Problem description => Please output the records below in full, exactly as given, but without the images.

───── Source information ─────

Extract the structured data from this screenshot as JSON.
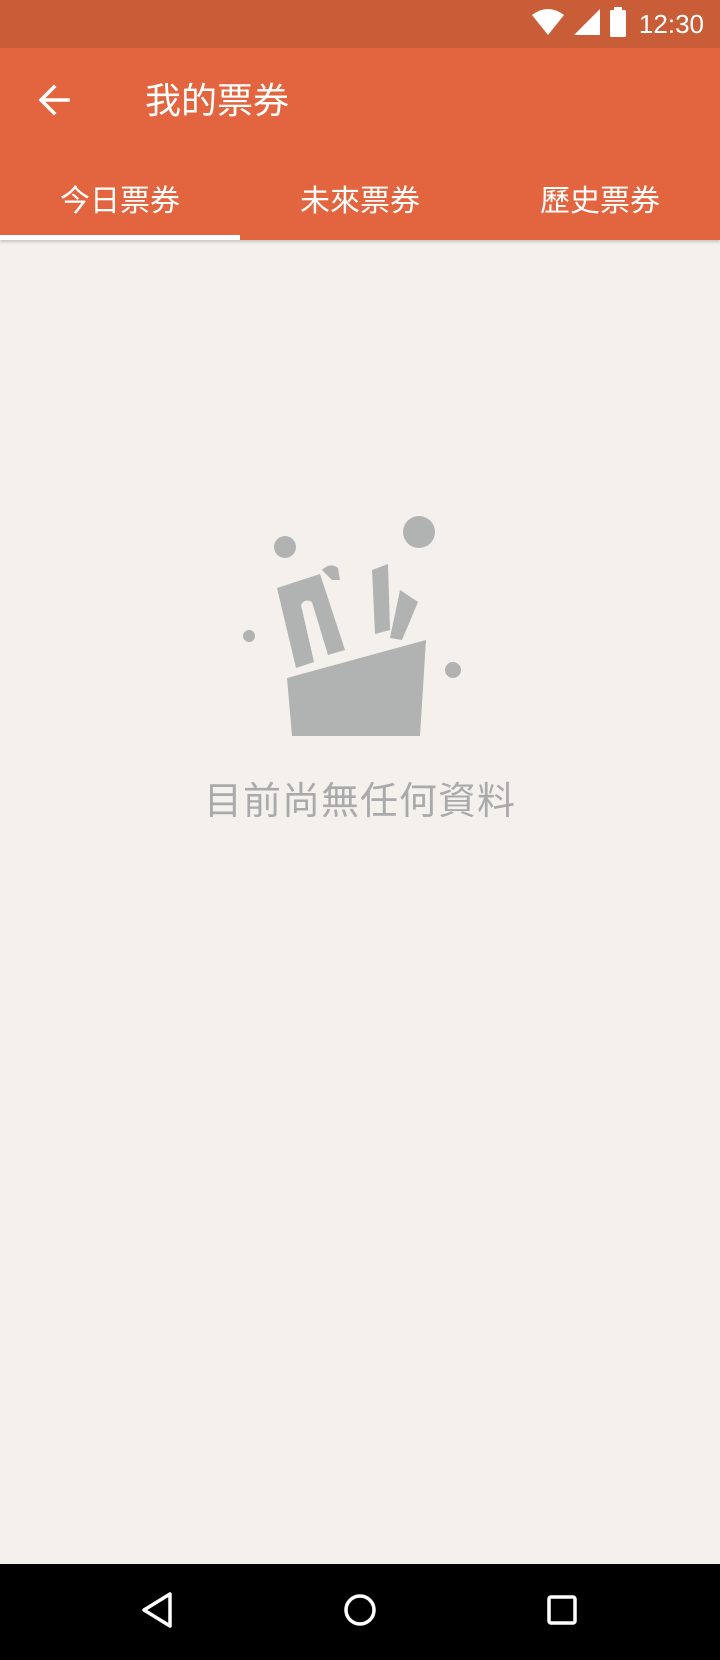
{
  "status_bar": {
    "time": "12:30",
    "icons": [
      "wifi-icon",
      "cell-signal-icon",
      "battery-icon"
    ]
  },
  "app_bar": {
    "back_icon": "arrow-left-icon",
    "title": "我的票券",
    "background": "#e2653f"
  },
  "tabs": [
    {
      "label": "今日票券",
      "selected": true
    },
    {
      "label": "未來票券",
      "selected": false
    },
    {
      "label": "歷史票券",
      "selected": false
    }
  ],
  "empty_state": {
    "illustration": "empty-ticket-box-icon",
    "message": "目前尚無任何資料"
  },
  "nav_bar": {
    "icons": [
      "back-triangle-icon",
      "home-circle-icon",
      "recents-square-icon"
    ]
  },
  "colors": {
    "status_bar": "#c95d38",
    "accent": "#e2653f",
    "page_background": "#f4f1ed",
    "muted_gray": "#a9aaab"
  }
}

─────

Solution to the exercise =>
Extract the structured data from this screenshot as JSON.
{
  "status_bar": {
    "time": "12:30",
    "icons": [
      "wifi-icon",
      "cell-signal-icon",
      "battery-icon"
    ]
  },
  "app_bar": {
    "back_icon": "arrow-left-icon",
    "title": "我的票券",
    "background": "#e2653f"
  },
  "tabs": [
    {
      "label": "今日票券",
      "selected": true
    },
    {
      "label": "未來票券",
      "selected": false
    },
    {
      "label": "歷史票券",
      "selected": false
    }
  ],
  "empty_state": {
    "illustration": "empty-ticket-box-icon",
    "message": "目前尚無任何資料"
  },
  "nav_bar": {
    "icons": [
      "back-triangle-icon",
      "home-circle-icon",
      "recents-square-icon"
    ]
  },
  "colors": {
    "status_bar": "#c95d38",
    "accent": "#e2653f",
    "page_background": "#f4f1ed",
    "muted_gray": "#a9aaab"
  }
}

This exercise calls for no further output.